By Michael Thompson

President and Chief Executive Officer of the Atlanta BeltLine Inc., Terri Montague addressed Neighborhood Planning Unit-E Sept. 4 outlining recent developments in the project and stating, “This is the most exciting socioeconomic project taking place in the country right now.”

More than 30 citizens attended the meeting at the Peachtree Christian Church and were eager to hear from Montague, who spoke at length about the beltline project.

Montague said, “We have a chance to do something right and well for the city for its current residents and future residents.”

Steve Brodie, a resident of NPU-E, voiced a major concern for many at the meeting when he said, “Our NPU represents the highest density that will be impacted by the BeltLine. The changes will happen quickly and will be very intense. The process will bring about much frustration on the part of NPU-E citizens.”

Montague stressed the importance of patience and clear understanding in addressing the many issues that NPU-E citizens and all NPU citizens feel regarding the situation.

The BeltLine project proposes to combine green space, trails, transit and a new development along 22 miles of historic rail segments that encircle urban core. It will include over 1,300 acres of new and expanded parks, 33 miles of continuous trails and will create 30,000 permanent jobs and 48,000 yearlong construction jobs. An estimated $20 billion increase in the tax base will be created over 25 years.

Michael Rothman, chair of NPU-E said, “It’s literally neighborhood vs. developer in this situation. We need to say lets get peoples contact information. Personally speaking, at the bottom of the list of priorities is quality of life for existing residents of Atlanta. We feel that we’re being left out.”

Rothman and other members of the board of NPU-E felt that Montague hadn’t properly informed them about the developments on the BeltLine project.

Montague addressed the indecision regarding this situation by saying, “If you want to invite someone from the zoning division for one of your zoning and work planning sessions, we can accommodate this. If you’re seeing adverse reactions, we want to work to remedy this. We want to respect transitional development going into residential areas.
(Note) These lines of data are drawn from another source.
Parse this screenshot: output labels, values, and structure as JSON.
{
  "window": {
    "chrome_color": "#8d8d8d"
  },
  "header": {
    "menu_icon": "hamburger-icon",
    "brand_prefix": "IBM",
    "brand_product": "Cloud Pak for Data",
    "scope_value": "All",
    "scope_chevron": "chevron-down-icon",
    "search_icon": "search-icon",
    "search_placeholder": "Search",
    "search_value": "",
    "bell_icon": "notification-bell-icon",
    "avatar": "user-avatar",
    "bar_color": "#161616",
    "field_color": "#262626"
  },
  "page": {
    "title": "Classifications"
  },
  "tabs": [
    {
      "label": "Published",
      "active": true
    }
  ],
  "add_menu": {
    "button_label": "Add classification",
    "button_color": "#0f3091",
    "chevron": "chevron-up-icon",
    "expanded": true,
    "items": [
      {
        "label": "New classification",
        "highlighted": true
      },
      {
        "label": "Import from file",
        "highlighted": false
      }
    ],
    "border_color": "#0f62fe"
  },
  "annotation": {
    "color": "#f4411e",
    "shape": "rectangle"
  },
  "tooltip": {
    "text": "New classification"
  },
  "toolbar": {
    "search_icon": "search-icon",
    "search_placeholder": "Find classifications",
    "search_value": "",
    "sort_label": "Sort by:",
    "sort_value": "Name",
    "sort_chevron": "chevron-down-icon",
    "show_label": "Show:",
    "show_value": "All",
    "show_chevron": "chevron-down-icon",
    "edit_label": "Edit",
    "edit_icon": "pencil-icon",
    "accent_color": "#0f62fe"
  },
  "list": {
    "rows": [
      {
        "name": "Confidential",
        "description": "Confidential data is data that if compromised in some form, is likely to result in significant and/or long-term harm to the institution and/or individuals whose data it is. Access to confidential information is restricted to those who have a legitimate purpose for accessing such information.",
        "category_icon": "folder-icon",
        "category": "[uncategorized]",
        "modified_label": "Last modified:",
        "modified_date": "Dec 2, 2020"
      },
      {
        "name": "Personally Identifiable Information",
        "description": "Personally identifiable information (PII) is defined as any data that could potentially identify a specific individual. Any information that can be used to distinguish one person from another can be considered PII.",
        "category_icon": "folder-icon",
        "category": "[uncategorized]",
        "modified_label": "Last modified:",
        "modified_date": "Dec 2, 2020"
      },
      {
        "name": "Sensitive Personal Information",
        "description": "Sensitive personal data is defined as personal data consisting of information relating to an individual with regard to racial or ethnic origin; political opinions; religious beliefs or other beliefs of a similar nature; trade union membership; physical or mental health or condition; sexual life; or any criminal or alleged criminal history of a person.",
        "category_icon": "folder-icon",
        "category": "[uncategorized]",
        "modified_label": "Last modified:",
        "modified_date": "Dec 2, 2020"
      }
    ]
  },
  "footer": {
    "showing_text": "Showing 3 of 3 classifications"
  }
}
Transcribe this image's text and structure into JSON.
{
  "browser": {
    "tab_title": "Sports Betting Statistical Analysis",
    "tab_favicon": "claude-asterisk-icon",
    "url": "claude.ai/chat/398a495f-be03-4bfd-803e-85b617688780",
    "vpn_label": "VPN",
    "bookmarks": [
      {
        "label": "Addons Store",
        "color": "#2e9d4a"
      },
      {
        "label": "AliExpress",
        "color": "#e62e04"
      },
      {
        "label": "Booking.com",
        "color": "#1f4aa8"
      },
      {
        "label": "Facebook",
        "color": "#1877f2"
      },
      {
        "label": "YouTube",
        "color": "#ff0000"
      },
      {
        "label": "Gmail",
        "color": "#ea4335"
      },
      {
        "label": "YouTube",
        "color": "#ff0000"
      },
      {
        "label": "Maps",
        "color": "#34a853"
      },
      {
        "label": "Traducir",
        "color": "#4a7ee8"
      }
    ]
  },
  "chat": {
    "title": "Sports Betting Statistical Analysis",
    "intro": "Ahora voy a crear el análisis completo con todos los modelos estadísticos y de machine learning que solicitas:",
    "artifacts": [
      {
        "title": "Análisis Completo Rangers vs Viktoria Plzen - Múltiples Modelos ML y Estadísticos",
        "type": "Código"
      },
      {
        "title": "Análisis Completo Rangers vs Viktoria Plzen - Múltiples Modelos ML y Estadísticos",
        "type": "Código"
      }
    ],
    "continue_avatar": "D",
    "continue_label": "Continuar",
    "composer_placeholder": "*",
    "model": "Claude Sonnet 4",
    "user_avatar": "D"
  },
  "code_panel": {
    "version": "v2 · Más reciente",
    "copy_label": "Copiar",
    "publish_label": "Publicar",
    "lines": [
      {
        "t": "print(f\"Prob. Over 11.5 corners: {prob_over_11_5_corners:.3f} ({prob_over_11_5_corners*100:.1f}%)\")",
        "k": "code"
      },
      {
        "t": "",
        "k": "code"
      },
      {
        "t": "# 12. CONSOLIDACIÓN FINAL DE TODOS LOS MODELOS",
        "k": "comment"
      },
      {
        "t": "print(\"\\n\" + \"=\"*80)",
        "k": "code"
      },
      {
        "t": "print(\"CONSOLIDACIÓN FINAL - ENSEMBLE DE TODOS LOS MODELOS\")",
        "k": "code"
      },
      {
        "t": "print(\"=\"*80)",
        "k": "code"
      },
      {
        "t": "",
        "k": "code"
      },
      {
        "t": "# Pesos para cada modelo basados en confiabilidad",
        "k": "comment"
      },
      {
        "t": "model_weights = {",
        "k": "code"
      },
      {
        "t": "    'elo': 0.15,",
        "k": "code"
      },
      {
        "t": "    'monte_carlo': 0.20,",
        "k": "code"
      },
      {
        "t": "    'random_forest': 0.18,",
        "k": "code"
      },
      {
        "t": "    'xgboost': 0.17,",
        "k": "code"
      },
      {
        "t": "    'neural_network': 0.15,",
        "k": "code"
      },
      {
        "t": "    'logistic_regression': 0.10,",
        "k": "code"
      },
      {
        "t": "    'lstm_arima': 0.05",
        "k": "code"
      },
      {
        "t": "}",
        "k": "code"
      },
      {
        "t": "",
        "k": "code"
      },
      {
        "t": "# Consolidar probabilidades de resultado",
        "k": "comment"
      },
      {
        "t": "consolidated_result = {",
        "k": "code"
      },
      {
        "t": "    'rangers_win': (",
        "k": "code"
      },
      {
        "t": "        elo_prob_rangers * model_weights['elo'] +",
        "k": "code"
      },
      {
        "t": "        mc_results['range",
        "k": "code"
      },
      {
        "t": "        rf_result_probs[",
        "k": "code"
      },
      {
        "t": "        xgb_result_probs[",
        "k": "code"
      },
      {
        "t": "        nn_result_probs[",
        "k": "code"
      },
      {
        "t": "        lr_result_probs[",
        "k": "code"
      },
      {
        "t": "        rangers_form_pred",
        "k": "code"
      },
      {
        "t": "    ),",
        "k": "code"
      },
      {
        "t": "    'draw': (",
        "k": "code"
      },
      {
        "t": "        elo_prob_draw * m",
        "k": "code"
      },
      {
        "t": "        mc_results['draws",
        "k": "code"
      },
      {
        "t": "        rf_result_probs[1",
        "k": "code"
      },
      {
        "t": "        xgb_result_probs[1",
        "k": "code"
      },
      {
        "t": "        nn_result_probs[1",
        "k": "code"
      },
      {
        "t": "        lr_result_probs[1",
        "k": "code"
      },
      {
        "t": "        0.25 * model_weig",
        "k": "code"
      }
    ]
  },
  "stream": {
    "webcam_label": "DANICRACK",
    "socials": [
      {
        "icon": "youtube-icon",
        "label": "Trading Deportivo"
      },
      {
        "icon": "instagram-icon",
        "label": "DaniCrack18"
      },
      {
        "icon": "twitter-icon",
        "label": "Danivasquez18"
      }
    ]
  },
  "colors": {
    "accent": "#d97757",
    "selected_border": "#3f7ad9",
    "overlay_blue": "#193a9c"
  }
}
As we build the beltline infrastructure itself, but if you’re having unintended consequences, show us the examples and we’ll work with you to help fix these problems.”

In other news, a representative of the Atlanta Police Department reported that crime is up 1 percent from this time last year in NPU-E.

In zoning matters, a number of rezoning variances passed. A home at 15 Maddox Drive will be able to reduce the setback from 7 feet required to 3.5 feet to install an air conditioning unit. Jared Samples asked for special exception on his property at 1029 Piedmont Avenue to reduce the off-street parking from 15 spaces to 4 spaces for a mixed use development. He was granted approval.